And let's pull back a little bit. We've been talking about the US We've been talking about the American farmer and rancher. What's going on globally And what can we and what should we be doing across the globe?

Erin:   17:35
Well, obviously, America, we It's amazing for us to say that we don't have a food shortage, right? But we you know, many around the world, they already had food shortages, and so this epidemic is going to be affecting them much more. So. I know we're all faced with, you know, just kind of looking inward, block by block, make double checking, our family's heir okay and everything. But I mean, we do need to recognize that we're a blessed nation and it's time to help everybody else. So, you know, I put two to Resource is out here to organization that I think through an exceptional job on food and security that being UNICEF, United Nations Children Fund, you can send supplies there as well as food. They were really making certain that kids have food and unnecessary medical supplies during this time and then have her international is a wonderful organization, you know, they say, teach Amanda fish right. They provide actually flocks of chickens or little piglets or cows to a village so that they have 365 days of nutrition each year, and they provide the actual means for these communities to have on not just one meal but ongoing. The resource is to have a meal every single day through agricultural support. So that's another great organization. That's not just helping, even right now. But compare it for little bunker.

Phil:   19:01
Well, Erin, thank you for your continued leadership for our industry, certainly for us. Fr a. And keep those blog's coming great stuff there. And thanks for being on farm food. Fax today.

Erin:   19:14
Well, thanks, Phll. I just want to tell everyone stay safe, sanitize and smiley.
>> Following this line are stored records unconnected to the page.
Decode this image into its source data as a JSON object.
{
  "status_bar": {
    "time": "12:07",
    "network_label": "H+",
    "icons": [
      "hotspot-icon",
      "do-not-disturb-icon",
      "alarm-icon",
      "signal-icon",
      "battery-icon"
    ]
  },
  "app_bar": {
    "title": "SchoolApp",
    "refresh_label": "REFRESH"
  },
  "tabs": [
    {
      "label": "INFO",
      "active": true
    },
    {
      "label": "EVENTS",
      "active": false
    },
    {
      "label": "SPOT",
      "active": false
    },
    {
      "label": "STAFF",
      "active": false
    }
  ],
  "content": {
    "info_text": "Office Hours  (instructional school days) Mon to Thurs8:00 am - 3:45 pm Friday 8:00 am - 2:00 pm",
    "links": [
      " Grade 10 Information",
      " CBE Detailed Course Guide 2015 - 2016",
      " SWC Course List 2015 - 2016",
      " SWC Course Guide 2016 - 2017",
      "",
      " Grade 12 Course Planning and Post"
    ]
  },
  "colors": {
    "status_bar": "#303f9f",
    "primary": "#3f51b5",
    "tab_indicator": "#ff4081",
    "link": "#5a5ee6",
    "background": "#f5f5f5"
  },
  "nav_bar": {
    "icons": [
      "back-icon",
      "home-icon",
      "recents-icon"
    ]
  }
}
Phil:   19:19
Thanks for listening to today's podcast episode. For more information on all things food and agriculture, please visit us, Also be sure to look for us on Facebook at US farmers and ranchers or on Twitter at USFRA.  Until next time.